How Much Do You Trust Your Employees?

Being a managed services provider of IT support in Orange County, California, we are often asked by our clients to help monitor, lockdown, or otherwise check up on employees of the company.

Some businesses don’t trust their employees at all and require us to implement several tools to make sure their staff is on task and not doing anything they shouldn’t be doing. Other companies take a hands-off approach and believe in their employees (sometimes when they shouldn’t)

During the onboarding process, you should be absolutely clear that company-issued devices are the property of the company. Employees should have no expectation of privacy on those devices and any communication, search history or other kinds of access can and will be monitored.

So, how much monitoring is too much, and how much is not enough? It’s a very fine line to walk for sure. Here are some of the things you should absolutely implement and maybe a few you can let go.

Web History
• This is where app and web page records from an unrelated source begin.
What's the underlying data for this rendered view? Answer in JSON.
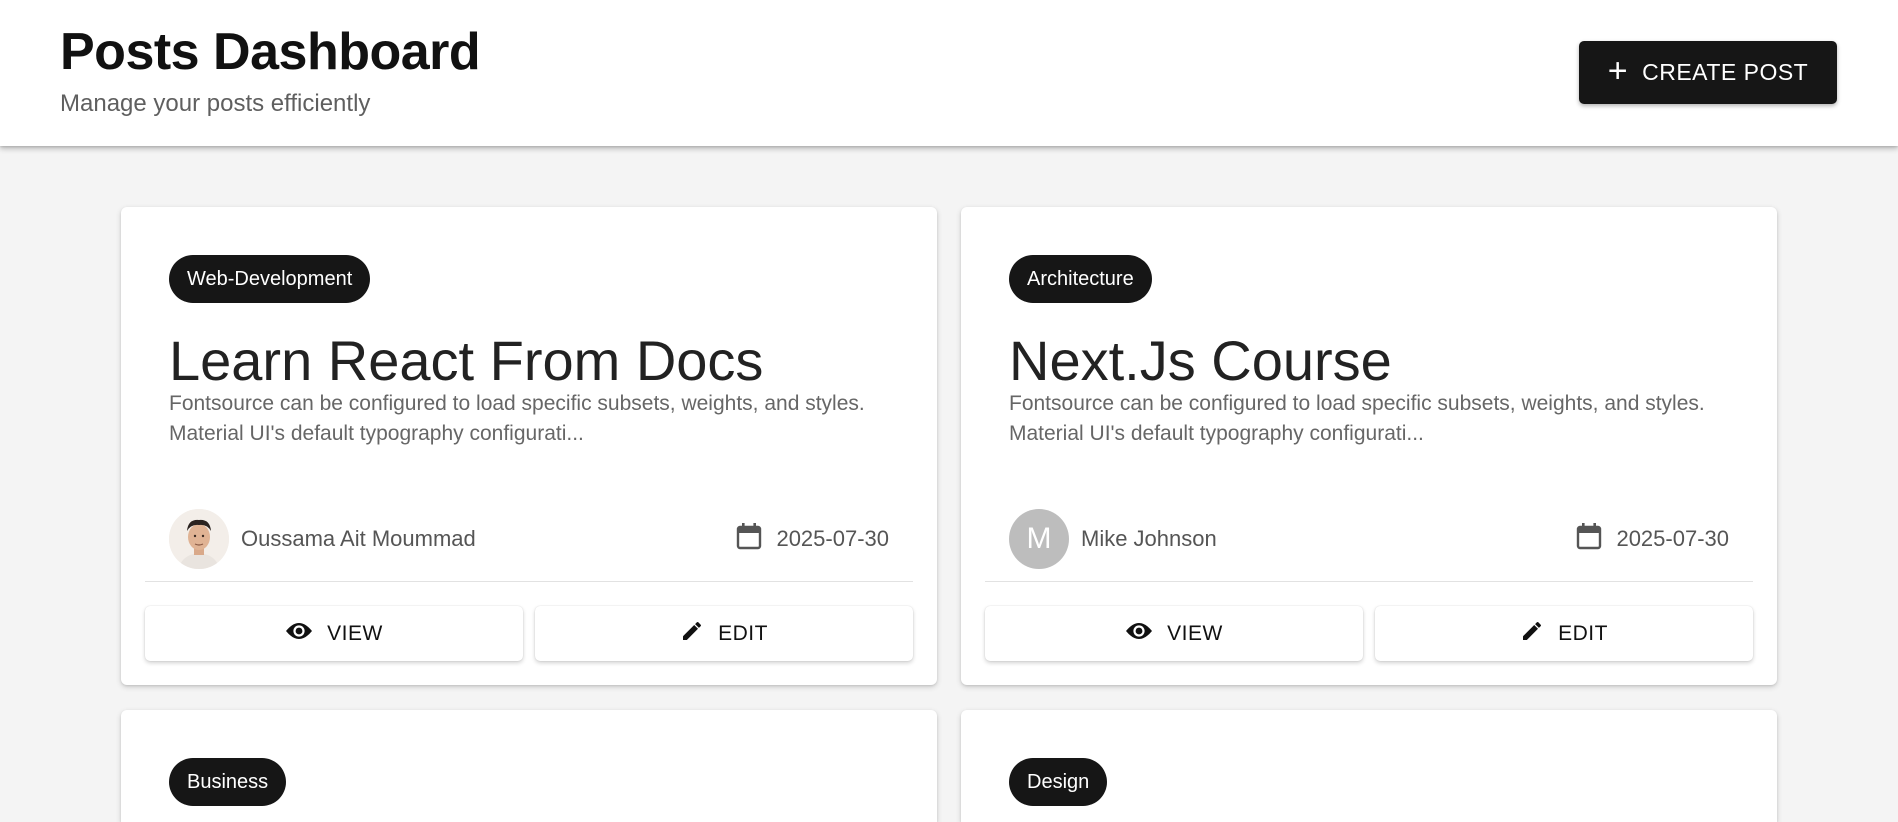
{
  "header": {
    "title": "Posts Dashboard",
    "subtitle": "Manage your posts efficiently",
    "create_label": "CREATE POST",
    "create_icon": "plus-icon"
  },
  "posts": [
    {
      "category": "Web-Development",
      "title": "Learn React From Docs",
      "excerpt": "Fontsource can be configured to load specific subsets, weights, and styles. Material UI's default typography configurati...",
      "author": "Oussama Ait Moummad",
      "avatar": "photo",
      "date": "2025-07-30",
      "view_label": "VIEW",
      "edit_label": "EDIT"
    },
    {
      "category": "Architecture",
      "title": "Next.Js Course",
      "excerpt": "Fontsource can be configured to load specific subsets, weights, and styles. Material UI's default typography configurati...",
      "author": "Mike Johnson",
      "avatar_letter": "M",
      "date": "2025-07-30",
      "view_label": "VIEW",
      "edit_label": "EDIT"
    },
    {
      "category": "Business"
    },
    {
      "category": "Design"
    }
  ],
  "colors": {
    "primary": "#161616",
    "background": "#f4f4f4",
    "text_secondary": "#666666",
    "avatar_gray": "#bdbdbd"
  }
}
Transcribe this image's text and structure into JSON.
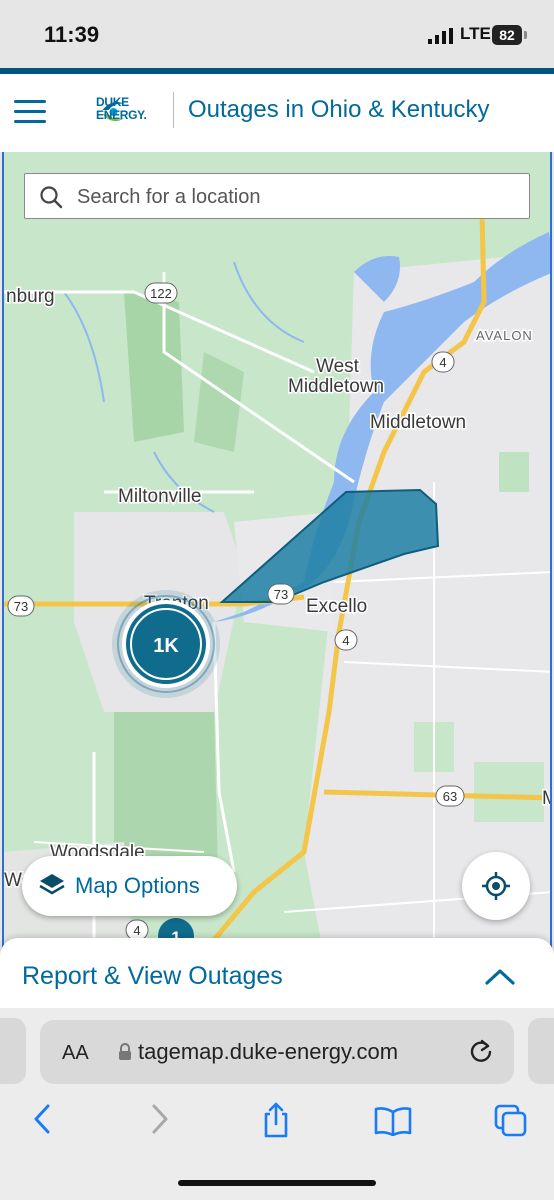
{
  "status": {
    "time": "11:39",
    "network": "LTE",
    "battery": "82"
  },
  "header": {
    "logo_line1": "DUKE",
    "logo_line2": "ENERGY.",
    "title": "Outages in Ohio & Kentucky"
  },
  "search": {
    "placeholder": "Search for a location"
  },
  "map": {
    "places": [
      "West",
      "Middletown",
      "Middletown",
      "Miltonville",
      "Excello",
      "Trenton",
      "Woodsdale",
      "AVALON",
      "nburg",
      "Wo",
      "M"
    ],
    "routes": [
      "122",
      "4",
      "73",
      "73",
      "4",
      "63",
      "4"
    ],
    "cluster_label": "1K",
    "small_cluster_label": "1",
    "colors": {
      "land": "#c8e6c9",
      "urban": "#e8e8ea",
      "water": "#8fb8f0",
      "highway": "#f3c548",
      "outage_polygon": "#1d7fa3",
      "cluster": "#106c8c"
    }
  },
  "controls": {
    "map_options_label": "Map Options",
    "locate_icon": "crosshair-icon"
  },
  "report": {
    "label": "Report & View Outages"
  },
  "browser": {
    "aa_label": "AA",
    "url": "tagemap.duke-energy.com"
  }
}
One thing that every company should be filtering and monitoring is web history. This can not only protect the company in the event of illegal activities, but it can also pinpoint staff members who are spending too much time on social media.

The internet should also be filtered so you can block out specific categories of websites like pornography or shopping or streaming video. You would need to decide as a management team what categories you will allow and disallow. Some companies even block access to outside email providers like Gmail and Yahoo to make sure that sensitive company data is not being sent.

There are companies that can go a little overboard here and completely block all websites except ones that are whitelisted only. At that point, you clearly don’t trust your staff, or you have some serious security requirements for the type of business you do.

If you have to ask if the policies are a little too harsh, they might just be. You can loosen the reigns a little and see how it goes. If productivity suffers, you can tighten them up again.


I am always surprised at the number of people who apply for new jobs, talk bad about their company, management or co-workers, or even send sensitive documents over company email. That is one place where it’s almost a guarantee it can be seen by someone else.

IT support providers are often tasked with granting access to a mailbox of a current employee to a manager or other staff. Someone else could have access to your inbox right now. When you are in your company email, there should be no expectation of privacy at all.

Again, there are some companies that will take this to an extreme level and get copied on all messages going in and out of the company. That sounds like a whole lot of work for management, and at that point, you may need to look at your hiring process if you are that distrustful of your employees.

As management, I recommend you only access an employee’s inbox if their behavior, productivity, or attitude warrants a second look.

File or Program Access

Another area you might want to monitor, especially if someone has given notice or has been acting strangely, is their file access or attempts to access areas of your line of business apps that they generally don’t need.

Someone with unrestricted access to areas like client databases or management files could do some serious damage in those areas. There are programs that will let you know exactly who is getting into what files and when to help you with any legal proceedings if it came down to it.

The best solution here is to make sure all employees only have as much access as they need to get there job done and nothing above and beyond that.

The bottom line is that if your hiring process is on point, and your employees haven’t ever given you a reason to worry, you may want to make sure they continue to feel that way. Employees with someone constantly looking over their shoulder might not stay employees for long. Give them a little bit of trust, and they might just surprise you with how dedicated they are to your company.